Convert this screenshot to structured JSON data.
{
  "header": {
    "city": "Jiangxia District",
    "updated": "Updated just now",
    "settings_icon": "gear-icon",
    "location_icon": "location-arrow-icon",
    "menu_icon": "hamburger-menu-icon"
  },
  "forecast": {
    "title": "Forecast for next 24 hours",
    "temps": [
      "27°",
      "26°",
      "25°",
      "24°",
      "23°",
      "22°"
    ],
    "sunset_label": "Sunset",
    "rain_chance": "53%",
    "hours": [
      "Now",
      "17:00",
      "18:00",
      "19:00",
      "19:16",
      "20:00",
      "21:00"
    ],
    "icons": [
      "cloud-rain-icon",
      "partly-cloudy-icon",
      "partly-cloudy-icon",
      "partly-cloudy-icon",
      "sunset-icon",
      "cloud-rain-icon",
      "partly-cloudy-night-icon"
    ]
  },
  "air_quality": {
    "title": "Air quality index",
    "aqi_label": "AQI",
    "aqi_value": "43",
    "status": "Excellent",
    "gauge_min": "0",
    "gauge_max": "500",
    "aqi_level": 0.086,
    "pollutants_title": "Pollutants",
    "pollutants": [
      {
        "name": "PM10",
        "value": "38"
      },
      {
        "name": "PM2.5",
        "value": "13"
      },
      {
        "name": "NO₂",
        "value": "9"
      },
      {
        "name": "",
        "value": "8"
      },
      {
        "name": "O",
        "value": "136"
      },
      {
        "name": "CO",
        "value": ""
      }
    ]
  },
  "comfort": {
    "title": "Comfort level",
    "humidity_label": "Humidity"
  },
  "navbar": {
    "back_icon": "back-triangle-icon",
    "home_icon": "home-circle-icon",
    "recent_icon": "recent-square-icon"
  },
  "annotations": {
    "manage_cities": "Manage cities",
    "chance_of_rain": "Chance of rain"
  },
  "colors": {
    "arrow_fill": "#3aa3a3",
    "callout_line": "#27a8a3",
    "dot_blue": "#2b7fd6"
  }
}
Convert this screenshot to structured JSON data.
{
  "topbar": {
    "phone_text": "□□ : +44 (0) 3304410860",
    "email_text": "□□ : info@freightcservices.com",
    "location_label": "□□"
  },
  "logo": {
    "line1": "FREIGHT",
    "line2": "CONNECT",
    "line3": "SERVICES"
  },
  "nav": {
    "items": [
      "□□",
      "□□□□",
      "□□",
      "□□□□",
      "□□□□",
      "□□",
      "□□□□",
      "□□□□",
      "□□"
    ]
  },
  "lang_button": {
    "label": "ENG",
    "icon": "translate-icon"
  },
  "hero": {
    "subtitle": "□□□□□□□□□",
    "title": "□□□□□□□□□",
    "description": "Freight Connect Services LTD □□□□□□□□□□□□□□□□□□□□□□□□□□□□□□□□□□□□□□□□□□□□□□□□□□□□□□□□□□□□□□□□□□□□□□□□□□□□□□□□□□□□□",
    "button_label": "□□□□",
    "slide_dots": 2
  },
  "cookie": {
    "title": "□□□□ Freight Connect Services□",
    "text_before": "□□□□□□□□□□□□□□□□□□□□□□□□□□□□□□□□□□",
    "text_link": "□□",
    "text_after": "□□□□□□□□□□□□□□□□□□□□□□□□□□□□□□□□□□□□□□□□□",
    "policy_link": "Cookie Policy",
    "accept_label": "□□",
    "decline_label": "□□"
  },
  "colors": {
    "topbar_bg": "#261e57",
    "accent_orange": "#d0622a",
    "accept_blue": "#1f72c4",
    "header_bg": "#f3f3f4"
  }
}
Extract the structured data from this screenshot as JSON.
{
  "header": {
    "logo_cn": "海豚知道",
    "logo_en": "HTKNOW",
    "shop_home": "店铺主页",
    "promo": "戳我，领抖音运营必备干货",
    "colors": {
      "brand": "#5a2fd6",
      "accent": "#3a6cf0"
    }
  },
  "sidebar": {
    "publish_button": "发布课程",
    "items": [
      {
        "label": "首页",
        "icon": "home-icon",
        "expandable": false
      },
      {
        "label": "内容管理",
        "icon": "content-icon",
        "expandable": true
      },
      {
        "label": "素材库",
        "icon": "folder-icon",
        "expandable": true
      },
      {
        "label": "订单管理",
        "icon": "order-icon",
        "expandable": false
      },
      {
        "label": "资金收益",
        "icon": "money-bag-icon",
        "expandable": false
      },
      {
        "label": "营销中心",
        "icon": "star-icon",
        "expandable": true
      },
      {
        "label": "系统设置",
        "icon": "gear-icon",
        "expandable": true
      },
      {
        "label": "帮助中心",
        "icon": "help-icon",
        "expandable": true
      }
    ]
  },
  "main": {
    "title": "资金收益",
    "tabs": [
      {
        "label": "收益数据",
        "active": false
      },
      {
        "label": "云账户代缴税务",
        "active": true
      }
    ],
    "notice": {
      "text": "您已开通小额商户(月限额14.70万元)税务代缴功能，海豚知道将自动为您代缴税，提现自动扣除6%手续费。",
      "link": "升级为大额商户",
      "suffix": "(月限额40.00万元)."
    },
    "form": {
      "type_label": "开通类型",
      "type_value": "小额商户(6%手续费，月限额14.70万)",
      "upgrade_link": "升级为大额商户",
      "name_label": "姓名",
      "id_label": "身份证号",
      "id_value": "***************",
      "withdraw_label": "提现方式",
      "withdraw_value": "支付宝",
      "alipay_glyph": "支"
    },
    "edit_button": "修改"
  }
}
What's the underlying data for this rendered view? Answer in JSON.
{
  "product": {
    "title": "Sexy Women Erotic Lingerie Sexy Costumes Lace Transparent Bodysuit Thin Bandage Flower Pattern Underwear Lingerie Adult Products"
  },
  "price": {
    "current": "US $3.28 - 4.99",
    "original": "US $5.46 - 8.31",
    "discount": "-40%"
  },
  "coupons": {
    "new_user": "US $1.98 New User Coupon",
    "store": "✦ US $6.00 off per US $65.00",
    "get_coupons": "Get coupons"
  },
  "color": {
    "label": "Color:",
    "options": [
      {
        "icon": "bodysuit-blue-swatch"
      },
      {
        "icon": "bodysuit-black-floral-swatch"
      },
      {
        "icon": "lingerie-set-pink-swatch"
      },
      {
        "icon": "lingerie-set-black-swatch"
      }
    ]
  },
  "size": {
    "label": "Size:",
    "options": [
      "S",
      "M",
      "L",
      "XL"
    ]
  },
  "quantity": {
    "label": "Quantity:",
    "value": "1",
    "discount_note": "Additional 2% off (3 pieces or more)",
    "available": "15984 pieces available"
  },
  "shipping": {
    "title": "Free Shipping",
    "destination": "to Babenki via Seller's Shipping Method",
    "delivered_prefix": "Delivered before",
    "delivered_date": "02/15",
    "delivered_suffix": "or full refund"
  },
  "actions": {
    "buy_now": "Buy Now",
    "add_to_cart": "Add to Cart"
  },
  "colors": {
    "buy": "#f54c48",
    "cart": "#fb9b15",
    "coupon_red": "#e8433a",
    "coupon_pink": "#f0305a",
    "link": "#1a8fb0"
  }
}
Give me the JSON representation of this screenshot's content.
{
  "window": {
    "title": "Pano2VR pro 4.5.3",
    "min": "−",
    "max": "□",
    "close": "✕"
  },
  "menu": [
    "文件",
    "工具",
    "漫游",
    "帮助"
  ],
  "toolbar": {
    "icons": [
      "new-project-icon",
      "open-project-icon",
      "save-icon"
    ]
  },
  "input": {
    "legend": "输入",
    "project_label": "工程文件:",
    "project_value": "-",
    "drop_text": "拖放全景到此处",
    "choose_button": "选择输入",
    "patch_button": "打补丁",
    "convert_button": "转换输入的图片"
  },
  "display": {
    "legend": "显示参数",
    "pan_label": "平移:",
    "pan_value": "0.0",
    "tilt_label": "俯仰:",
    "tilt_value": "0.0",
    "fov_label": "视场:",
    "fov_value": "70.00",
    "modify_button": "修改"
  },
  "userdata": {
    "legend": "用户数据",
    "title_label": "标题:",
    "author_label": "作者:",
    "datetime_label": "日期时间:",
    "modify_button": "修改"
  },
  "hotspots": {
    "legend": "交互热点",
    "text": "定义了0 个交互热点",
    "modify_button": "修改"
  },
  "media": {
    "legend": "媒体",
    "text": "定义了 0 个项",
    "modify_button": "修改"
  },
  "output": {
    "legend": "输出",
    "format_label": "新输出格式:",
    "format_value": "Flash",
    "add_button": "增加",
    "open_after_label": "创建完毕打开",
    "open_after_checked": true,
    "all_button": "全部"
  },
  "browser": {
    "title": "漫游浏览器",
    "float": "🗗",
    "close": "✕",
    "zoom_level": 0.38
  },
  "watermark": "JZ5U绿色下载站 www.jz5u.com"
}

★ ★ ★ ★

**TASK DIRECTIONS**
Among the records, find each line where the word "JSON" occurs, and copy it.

**WRITTEN ANSWER**
Convert this screenshot to structured JSON data.
Convert this screenshot to structured JSON data.
Extract the structured data from this screenshot as JSON.
What's the underlying data for this rendered view? Answer in JSON.
Give me the JSON representation of this screenshot's content.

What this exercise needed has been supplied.